A&E Guide: Artist Profile – Samal Mc Nealy

When Samal McNealy first started reading comic books, there were no summer blockbusters filled with Avengers or cinematic smackdowns between Superman and Batman. McNealy wasn’t into this genre because of the popularity or for the kitsch of it all. He just had a good eye for art, and there was plenty to be had in comics.

He quickly fell in love with the work of comic legends like Jim Lee and Rob Liefeld. He said flipping through their books helped him learn what it takes to be a good comic book artist. 

“One thing I learned from Jim Lee was that you have to create your own unique anatomy for the characters,” says McNealy. “You know every one of his books has a consistent anatomy for his characters and that’s something I had to learn for myself.”

But as McNealy began to pursue his career as a comic book artist, he wasn’t interested in working for the “big two” (i.e. Marvel and D.C. Comics).

“There’s no new ground being broken by the big two. They just keep regurgitating the same stuff,” says McNealy. “[Indie companies and artists] are breaking new ground; they’re just not getting as much press.

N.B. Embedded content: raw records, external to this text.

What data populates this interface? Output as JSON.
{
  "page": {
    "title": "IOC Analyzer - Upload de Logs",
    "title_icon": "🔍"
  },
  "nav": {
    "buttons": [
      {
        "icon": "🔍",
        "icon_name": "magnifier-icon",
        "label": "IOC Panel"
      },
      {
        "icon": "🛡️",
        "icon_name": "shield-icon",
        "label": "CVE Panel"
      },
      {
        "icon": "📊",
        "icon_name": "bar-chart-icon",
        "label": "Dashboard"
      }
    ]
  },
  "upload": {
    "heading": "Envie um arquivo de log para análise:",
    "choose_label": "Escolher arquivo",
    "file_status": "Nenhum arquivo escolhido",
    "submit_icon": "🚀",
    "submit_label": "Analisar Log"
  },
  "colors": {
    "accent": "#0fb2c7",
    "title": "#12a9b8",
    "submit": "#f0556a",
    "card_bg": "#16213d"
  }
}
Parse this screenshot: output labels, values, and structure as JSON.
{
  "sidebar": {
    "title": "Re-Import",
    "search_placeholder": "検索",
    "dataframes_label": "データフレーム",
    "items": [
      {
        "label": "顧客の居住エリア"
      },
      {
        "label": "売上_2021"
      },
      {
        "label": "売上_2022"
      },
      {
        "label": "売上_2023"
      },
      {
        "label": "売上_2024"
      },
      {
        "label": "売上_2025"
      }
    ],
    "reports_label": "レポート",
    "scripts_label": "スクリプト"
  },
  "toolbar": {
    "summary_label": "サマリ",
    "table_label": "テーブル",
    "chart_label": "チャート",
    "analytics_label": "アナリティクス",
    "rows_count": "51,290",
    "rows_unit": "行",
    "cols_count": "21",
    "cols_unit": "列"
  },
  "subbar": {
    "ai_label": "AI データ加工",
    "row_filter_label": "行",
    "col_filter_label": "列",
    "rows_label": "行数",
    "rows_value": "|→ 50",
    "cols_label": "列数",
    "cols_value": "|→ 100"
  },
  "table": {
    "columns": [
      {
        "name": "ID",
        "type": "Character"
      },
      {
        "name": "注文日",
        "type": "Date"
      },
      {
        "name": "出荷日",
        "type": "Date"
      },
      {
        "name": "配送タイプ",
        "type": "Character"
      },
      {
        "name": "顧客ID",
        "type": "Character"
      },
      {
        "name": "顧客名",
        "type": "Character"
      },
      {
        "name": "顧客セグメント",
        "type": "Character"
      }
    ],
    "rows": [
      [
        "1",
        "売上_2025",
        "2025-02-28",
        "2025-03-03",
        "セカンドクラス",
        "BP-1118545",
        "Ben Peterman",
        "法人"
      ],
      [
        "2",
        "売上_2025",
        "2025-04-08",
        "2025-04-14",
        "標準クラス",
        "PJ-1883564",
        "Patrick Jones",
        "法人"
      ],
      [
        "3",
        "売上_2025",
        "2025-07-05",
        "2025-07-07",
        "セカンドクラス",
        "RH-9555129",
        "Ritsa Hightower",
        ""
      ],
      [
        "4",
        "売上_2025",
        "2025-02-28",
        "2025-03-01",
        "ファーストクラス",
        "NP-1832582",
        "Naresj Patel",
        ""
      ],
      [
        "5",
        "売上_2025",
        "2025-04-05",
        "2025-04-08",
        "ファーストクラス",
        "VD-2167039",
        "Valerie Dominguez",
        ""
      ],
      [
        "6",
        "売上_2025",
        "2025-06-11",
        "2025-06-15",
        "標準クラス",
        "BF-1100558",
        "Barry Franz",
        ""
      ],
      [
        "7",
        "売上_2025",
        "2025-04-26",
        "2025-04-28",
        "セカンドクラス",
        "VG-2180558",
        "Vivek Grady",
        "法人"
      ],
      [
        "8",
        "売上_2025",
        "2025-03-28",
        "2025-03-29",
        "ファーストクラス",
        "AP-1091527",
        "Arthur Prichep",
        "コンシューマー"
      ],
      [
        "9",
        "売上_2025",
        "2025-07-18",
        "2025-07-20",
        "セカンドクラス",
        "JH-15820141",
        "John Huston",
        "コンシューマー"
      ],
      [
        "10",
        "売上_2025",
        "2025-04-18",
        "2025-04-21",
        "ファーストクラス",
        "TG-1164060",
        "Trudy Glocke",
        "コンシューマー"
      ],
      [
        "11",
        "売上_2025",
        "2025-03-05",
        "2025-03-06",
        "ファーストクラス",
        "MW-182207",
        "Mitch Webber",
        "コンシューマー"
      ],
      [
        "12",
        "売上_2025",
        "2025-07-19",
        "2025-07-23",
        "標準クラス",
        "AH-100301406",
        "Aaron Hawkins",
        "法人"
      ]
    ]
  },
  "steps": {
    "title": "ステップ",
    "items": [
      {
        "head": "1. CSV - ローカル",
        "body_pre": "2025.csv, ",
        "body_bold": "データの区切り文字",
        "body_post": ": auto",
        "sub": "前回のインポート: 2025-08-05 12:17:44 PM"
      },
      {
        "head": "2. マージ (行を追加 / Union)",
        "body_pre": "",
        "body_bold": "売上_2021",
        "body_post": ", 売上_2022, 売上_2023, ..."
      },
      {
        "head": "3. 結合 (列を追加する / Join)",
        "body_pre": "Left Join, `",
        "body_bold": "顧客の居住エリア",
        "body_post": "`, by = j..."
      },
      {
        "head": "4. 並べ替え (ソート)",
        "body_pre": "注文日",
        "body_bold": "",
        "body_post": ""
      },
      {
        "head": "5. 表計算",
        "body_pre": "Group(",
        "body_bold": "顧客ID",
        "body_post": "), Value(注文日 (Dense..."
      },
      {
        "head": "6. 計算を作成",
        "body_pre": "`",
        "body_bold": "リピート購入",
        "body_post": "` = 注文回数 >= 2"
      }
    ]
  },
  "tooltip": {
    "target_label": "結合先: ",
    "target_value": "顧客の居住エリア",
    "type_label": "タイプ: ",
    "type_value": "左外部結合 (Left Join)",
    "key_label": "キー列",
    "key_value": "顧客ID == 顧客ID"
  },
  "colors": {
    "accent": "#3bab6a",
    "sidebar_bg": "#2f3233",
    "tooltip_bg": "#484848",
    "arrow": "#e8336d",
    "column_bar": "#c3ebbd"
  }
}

If their stuff ever got made into films and made its way into the mainstream, it would blow people away.”

That formulaic way in which the big two operate inspired McNealy’s first published book, “Elfman: How to Create an Icon,” a tongue-in-cheek look at the basic plotlines every superhero backstory hits.

But McNealy is drawing from a different artistic inspiration for his second book “How to Draw Blood,” published by Hound Comics, a major independent publishing house out of New York City. “How to Draw Blood” plays with the scenario where cartoons and the real world inhabit the same universe, similar to works like “Cool World,” by Ralph Bakshi and “Who Framed Roger Rabbit,” by Robert Zemeckis. But in this scenario, the two do not coexist peacefully. 

“I thought wouldn’t it be interesting if the cartoons and humans were opposing forces. And the cartoons have super powers,” says McNealy. “So the cartoons in my universe are a kind of cross between Disney and the Illuminati.”

McNealy is a firm believer in the power of the independent creator, and it shows in his work both narratively and artistically. But McNealy, while dedicated to his craft, doesn’t consider himself an artist.

“I considered myself a creator more than an artist. Because there are better artists than me in Louisville. But I would put myself up there as being one of the most creative.”